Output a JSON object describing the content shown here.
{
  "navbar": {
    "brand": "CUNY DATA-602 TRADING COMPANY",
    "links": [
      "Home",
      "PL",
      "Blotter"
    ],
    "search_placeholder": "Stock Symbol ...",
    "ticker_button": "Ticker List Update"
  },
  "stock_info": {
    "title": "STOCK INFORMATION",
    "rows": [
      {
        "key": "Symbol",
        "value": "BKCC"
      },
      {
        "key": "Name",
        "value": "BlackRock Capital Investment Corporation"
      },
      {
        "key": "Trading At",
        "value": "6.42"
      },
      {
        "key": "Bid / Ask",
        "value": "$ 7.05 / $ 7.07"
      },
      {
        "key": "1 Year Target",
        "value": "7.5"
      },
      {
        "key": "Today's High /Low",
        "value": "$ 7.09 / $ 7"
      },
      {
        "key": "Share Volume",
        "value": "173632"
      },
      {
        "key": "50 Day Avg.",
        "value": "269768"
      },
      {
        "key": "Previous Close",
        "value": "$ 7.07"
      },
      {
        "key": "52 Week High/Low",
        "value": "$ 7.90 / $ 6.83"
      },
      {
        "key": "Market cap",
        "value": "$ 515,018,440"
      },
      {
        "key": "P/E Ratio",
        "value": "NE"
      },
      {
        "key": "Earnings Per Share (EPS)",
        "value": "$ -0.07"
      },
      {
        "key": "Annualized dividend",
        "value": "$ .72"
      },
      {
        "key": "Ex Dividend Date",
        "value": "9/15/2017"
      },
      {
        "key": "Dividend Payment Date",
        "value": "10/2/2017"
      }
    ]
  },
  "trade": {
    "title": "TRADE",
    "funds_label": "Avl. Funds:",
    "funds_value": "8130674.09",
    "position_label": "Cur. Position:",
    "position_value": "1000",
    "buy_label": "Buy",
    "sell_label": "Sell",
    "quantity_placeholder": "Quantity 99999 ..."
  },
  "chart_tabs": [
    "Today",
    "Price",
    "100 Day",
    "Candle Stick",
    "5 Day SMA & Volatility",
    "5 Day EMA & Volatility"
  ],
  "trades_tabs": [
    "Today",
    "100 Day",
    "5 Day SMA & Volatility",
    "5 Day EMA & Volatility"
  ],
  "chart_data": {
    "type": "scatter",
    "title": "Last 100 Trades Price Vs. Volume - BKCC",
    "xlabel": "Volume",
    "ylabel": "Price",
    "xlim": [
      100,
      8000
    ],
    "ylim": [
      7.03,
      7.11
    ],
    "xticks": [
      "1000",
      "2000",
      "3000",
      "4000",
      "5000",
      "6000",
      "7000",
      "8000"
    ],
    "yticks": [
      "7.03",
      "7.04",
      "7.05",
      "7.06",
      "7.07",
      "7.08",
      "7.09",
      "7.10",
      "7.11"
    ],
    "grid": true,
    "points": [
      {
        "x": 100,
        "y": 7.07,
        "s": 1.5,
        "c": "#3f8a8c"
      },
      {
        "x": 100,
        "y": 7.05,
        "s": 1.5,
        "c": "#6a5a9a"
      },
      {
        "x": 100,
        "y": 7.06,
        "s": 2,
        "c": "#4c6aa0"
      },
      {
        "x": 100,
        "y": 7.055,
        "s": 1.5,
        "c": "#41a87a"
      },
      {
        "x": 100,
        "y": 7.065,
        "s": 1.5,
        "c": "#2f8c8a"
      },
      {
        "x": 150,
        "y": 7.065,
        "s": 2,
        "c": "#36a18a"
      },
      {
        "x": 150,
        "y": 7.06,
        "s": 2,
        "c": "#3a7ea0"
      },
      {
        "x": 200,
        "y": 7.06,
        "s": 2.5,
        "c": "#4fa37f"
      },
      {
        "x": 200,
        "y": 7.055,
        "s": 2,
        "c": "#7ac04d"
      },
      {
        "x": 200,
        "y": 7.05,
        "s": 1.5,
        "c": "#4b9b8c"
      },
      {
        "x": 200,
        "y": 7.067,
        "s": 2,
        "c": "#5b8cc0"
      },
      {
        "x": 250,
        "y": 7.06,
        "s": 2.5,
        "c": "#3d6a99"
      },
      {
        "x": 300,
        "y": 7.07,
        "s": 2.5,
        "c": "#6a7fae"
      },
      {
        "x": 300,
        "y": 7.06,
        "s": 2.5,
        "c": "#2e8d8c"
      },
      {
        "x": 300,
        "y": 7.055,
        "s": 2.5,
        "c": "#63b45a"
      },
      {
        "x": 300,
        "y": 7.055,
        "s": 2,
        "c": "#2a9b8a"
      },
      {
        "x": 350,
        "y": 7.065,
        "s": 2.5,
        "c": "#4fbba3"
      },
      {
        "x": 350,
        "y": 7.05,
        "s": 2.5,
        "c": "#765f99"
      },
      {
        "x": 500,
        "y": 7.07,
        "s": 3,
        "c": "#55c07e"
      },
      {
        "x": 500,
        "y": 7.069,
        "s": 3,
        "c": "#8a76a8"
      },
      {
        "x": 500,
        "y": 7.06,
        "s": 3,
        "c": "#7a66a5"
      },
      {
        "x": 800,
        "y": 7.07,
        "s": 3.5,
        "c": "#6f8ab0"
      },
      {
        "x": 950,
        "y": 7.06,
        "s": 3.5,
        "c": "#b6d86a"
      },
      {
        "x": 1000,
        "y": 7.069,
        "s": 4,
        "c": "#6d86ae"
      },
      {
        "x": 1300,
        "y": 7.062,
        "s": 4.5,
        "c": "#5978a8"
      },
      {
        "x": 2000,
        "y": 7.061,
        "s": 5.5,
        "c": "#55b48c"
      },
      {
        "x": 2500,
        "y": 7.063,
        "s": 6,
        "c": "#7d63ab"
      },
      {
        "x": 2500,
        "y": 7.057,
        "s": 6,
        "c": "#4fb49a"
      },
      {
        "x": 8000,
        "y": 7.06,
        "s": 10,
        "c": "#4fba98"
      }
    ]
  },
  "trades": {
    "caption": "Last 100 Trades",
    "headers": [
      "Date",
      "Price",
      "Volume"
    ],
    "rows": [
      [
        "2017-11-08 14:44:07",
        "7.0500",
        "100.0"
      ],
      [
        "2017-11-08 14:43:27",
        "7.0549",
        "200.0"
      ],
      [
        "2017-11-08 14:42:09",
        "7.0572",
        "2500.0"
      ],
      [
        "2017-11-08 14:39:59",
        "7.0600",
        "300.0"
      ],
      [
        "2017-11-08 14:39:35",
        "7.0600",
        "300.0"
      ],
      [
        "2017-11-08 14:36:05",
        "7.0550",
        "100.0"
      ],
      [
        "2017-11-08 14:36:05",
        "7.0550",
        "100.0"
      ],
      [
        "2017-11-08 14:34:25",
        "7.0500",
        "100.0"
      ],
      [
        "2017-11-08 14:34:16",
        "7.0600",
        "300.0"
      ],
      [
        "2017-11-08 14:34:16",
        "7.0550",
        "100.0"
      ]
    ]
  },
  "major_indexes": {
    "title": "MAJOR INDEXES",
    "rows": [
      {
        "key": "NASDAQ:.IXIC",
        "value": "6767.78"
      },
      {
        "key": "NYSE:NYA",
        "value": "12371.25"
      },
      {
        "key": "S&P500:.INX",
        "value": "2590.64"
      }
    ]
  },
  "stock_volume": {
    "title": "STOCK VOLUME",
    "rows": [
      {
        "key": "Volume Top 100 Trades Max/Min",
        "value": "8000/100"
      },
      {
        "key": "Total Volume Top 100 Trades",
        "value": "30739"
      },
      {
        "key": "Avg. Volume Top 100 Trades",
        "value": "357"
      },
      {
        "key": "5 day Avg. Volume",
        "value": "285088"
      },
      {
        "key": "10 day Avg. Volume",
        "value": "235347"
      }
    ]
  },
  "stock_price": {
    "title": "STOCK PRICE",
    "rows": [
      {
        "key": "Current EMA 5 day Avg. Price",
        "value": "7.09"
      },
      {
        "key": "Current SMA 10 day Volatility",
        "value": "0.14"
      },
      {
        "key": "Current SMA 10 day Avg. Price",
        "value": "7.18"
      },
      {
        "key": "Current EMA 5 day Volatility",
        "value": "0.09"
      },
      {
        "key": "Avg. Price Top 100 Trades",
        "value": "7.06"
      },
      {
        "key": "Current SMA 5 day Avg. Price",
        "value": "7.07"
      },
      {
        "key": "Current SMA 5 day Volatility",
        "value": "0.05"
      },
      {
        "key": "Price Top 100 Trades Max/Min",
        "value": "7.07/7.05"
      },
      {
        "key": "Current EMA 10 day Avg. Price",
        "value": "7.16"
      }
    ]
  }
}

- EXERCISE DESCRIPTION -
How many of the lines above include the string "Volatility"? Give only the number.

- PROBLEM SOLUTION -
7